I’ve been reading a Literature textbook for the past several weeks. It’s the textbook my son will be using in 9th grade this fall, and I wanted to review it first. I probably won’t have him read everything in it. I like to tailor my kids’ reading, rather than just throwing at them everything that someone has put under the heading of “classic” or “required reading”. I try to include things I think they’ll enjoy reading, but also a few things that are, I don’t know, out of their comfort zone, I guess. I always tell them, “It’s okay with me if you decide you dislike a book, or an author, but you have to read it to decide.”
One of the things I read today was the story of King Midas. I’m sure you know it; guy loves gold more than anything and wishes he had more. One day a man comes to him and says he can grant his wish: that everything he touches from then on, will turn to gold. Midas is thrilled, until he realizes he can never eat or drink again. Worst of all, his delicate caress of his little daughter’s face turns her, too, to gold.
Punishment is a tricky thing, sometimes. When my kids were very young, I always wanted consequences for their actions to fit the crime as closely as possible. If they wouldn’t share a toy, then they lost the privilege of playing with it, with the hope that they would feel what their friend or sibling was feeling. I wanted any punishment I gave them to help them learn something.
We spent a few weeks studying King David in church recently, and one of the things the pastor talked about was David’s “punishment” for his crimes of adultery and murder in the Bathsheba chapter of his life. When the prophet Nathan presented to him the account of a man guilty of a similar crime, David proclaimed that the guilty man should restore fourfold for his offense.
The man, of course, was David himself, as Nathan then pointed out. And David’s proclaimed punishment became his own in a way, as he would lose four sons to early deaths (2 Samuel 12, 2 Samuel 13, 2 Samuel 18 and 1 Kings 2).
Judge not, we are told, lest we be judged. And, “with the same measure that you use, it will be measured back to you.” David’s punishment fit the crime. King Midas’ punishment was simply the fulfillment of his wish.
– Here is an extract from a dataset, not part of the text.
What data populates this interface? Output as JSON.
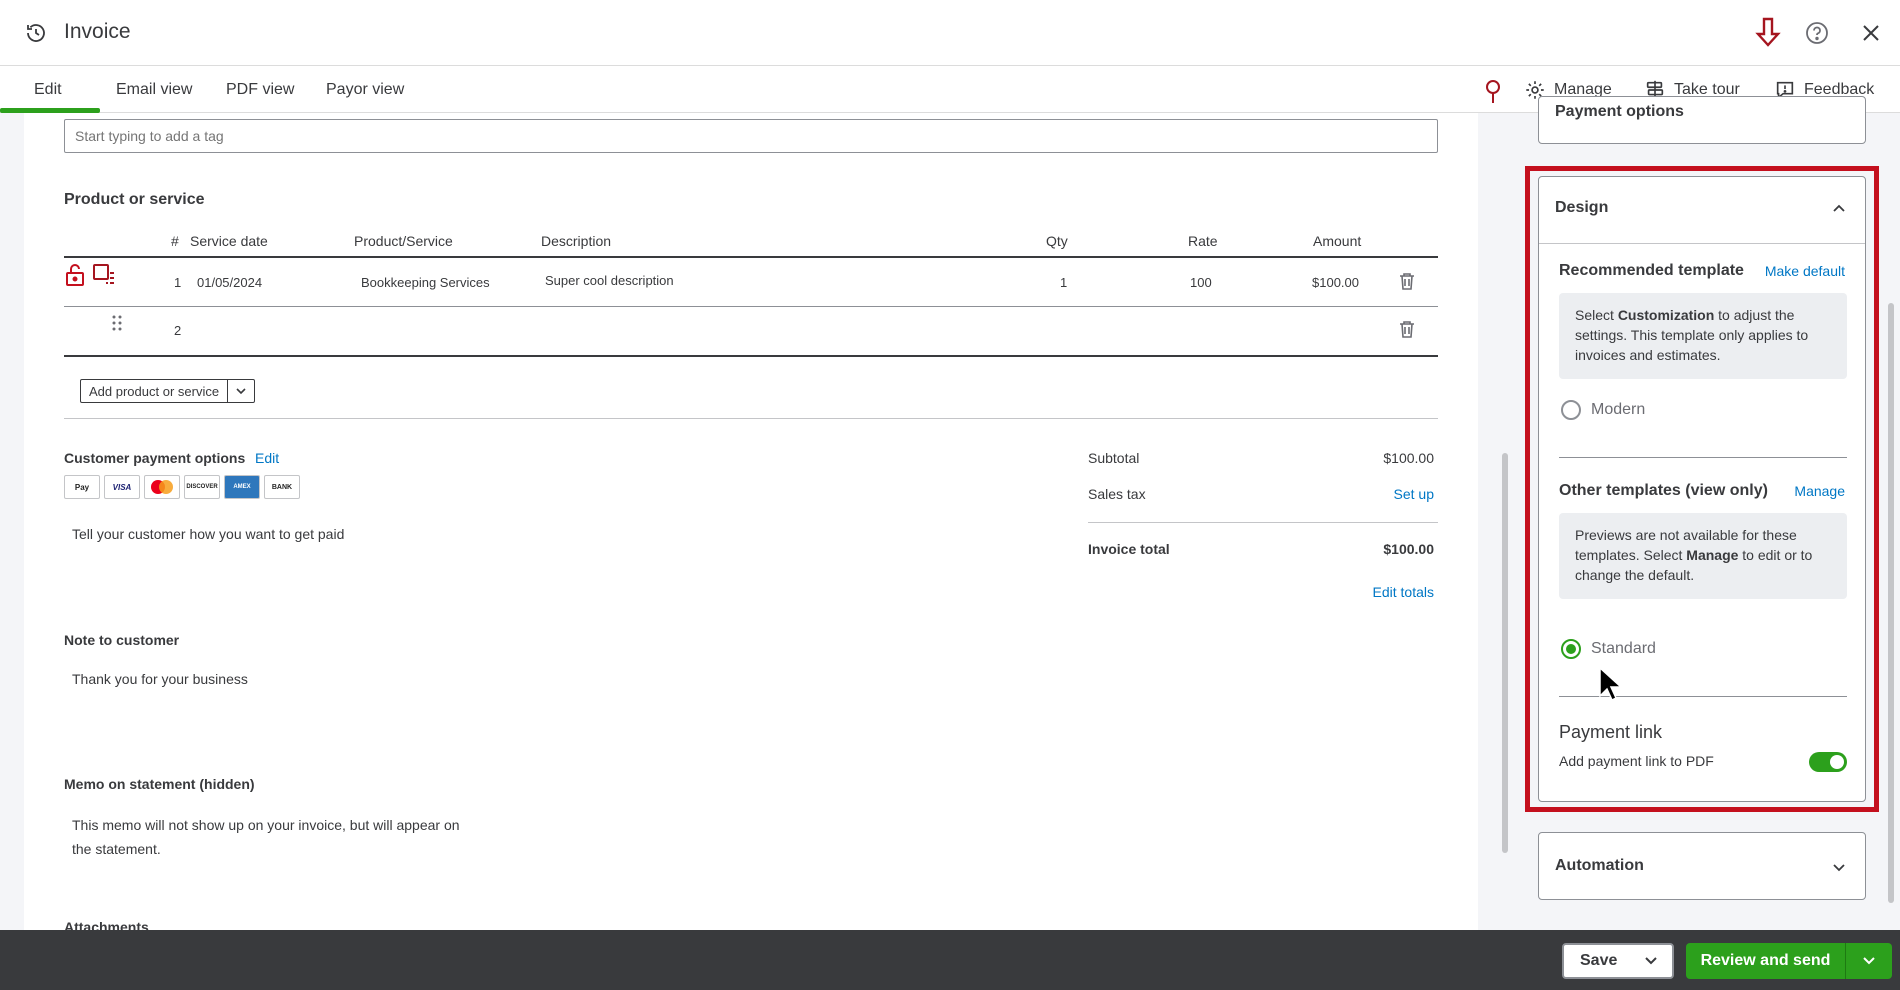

In the same way that we never know how God might answer our prayers, we never know what the consequences might be for our sins. Forgiveness is ours for the asking, but sometimes there’s no getting away from the consequences of our actions, and they might not look like we had anticipated. But in this, too, we can trust that His will is for our good.